A meta-analysis of the effects of habitat aridity, evolutionary history of grazing and grazing intensity on bee and butterfly communities worldwide.

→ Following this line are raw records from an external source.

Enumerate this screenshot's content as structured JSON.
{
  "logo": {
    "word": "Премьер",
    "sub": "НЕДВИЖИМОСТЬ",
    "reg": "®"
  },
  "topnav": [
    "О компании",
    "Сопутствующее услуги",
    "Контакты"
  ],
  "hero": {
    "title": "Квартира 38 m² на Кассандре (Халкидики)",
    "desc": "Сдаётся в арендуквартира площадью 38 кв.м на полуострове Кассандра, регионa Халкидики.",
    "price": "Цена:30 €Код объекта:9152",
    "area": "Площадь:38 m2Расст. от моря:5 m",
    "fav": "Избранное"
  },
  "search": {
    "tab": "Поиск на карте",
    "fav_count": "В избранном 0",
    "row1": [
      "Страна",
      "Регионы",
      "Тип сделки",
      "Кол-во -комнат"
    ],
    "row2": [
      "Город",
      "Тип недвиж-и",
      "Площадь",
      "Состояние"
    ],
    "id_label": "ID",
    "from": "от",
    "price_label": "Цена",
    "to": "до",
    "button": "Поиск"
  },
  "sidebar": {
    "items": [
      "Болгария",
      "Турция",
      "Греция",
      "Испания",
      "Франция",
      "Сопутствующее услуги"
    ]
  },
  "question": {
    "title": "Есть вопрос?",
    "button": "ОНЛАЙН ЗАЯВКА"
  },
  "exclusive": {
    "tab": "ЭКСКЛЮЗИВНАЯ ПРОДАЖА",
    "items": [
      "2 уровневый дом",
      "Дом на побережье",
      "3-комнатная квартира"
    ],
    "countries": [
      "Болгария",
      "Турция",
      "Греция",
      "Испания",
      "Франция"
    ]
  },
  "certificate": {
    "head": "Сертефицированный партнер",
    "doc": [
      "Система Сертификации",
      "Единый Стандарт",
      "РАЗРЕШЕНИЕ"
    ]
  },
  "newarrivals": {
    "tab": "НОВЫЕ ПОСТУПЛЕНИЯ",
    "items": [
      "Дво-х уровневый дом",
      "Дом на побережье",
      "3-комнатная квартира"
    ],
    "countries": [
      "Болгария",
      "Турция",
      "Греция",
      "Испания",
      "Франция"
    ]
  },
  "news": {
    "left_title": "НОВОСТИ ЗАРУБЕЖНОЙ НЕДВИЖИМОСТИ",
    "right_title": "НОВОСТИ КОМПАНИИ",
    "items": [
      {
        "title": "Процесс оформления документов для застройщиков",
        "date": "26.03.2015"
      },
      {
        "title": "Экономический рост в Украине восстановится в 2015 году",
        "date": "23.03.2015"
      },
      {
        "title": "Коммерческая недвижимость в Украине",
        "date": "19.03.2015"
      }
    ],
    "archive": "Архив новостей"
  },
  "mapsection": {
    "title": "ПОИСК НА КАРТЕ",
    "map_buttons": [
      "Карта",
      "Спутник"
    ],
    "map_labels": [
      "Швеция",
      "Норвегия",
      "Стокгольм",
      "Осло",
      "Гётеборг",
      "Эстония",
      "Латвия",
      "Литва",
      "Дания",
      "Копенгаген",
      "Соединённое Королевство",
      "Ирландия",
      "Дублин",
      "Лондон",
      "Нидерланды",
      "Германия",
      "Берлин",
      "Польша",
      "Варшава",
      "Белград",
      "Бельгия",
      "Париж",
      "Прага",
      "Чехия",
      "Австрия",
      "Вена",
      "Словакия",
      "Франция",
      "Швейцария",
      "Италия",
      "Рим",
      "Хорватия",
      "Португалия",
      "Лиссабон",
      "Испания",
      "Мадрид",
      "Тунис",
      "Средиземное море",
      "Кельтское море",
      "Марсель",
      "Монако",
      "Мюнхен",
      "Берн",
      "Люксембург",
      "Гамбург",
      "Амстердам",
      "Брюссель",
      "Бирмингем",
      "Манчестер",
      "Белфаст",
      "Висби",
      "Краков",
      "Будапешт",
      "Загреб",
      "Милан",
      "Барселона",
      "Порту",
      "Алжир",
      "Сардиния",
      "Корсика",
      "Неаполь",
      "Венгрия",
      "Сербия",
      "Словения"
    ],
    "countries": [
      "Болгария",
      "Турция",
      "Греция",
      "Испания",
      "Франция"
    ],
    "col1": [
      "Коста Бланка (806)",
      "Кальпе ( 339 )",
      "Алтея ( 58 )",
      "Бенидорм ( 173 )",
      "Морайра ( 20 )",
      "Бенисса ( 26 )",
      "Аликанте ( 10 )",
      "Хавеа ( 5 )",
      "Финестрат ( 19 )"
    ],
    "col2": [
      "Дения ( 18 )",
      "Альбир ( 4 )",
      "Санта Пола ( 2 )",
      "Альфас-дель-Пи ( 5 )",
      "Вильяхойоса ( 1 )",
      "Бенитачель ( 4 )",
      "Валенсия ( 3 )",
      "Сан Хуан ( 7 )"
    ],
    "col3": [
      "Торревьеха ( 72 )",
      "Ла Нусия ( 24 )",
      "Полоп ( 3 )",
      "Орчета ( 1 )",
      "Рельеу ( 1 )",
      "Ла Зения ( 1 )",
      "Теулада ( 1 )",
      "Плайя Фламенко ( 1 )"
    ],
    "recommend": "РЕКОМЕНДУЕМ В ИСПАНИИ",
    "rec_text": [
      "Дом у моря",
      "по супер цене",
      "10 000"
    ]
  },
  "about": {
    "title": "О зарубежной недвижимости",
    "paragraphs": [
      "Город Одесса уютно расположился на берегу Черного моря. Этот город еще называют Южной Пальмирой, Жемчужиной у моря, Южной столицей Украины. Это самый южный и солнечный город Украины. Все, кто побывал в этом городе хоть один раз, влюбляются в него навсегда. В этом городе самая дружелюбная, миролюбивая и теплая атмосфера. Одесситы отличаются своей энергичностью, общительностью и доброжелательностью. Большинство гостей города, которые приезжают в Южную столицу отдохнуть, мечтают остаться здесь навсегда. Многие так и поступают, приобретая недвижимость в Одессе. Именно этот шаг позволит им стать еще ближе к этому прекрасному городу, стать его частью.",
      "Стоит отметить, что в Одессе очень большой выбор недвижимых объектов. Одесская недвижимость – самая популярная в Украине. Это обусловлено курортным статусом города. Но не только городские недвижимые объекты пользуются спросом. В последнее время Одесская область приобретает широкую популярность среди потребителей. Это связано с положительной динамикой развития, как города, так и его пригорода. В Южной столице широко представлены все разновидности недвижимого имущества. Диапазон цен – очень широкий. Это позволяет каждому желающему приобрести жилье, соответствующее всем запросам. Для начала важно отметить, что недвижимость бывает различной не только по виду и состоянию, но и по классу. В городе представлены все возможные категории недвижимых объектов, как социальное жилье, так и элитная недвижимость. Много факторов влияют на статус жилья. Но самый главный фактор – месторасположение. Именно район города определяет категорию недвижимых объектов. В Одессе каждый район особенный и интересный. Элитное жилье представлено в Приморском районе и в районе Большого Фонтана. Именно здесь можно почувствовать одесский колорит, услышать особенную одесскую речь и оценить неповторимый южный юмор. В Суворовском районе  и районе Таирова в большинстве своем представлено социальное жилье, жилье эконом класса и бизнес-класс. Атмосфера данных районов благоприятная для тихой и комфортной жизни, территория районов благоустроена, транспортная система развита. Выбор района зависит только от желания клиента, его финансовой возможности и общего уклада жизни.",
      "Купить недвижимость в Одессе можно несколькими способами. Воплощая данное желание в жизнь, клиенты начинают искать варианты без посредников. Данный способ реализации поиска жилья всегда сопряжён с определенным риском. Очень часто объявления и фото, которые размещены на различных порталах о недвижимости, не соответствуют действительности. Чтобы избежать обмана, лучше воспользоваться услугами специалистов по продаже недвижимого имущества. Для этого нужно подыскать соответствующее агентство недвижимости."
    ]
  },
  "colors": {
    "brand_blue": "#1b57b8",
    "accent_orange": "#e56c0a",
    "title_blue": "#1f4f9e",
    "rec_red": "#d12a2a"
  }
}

A variety of habitat-associated factors moderate effects of grazing on insect biodiversity. Here, we examine how aridity, evolutionary history of grazing and grazing intensity individually and interactively mediate the effect of livestock grazing on pollinator biodiversity (native bees and butterflies). Using a meta-analysis of 59 studies published in the primary literature, we characterized the response of pollinator communities to grazing across several continents. In very humid habitats, high grazing intensities generally had negative impacts on pollinator abundance and richness, but these effects were not found in semi-arid habitats, where livestock grazing intensity did not interact with aridity to impact pollinator abundance or richness. However, within semi-arid habitats livestock grazing was associated with reduced pollinator richness in areas with short evolutionary histories grazing. Pollinator life history mediated effects of livestock grazing on pollinator communities: livestock grazing had negative impacts on richness of social bees and butterflies but not solitary bees, though abundances of all three pollinator categories were consistently reduced under livestock grazing. Our synthesis suggests that effects of cattle on pollinatorsmay be driven by impacts on nesting habitats (e.g. soil compaction), rather than consumption or alteration of forb cover. Our collective findings have importance for coordinating grazing management and pollinator conservation efforts and help to distinguish how grazing practices could impact pollinator biodiversity across ecoclimatic regions.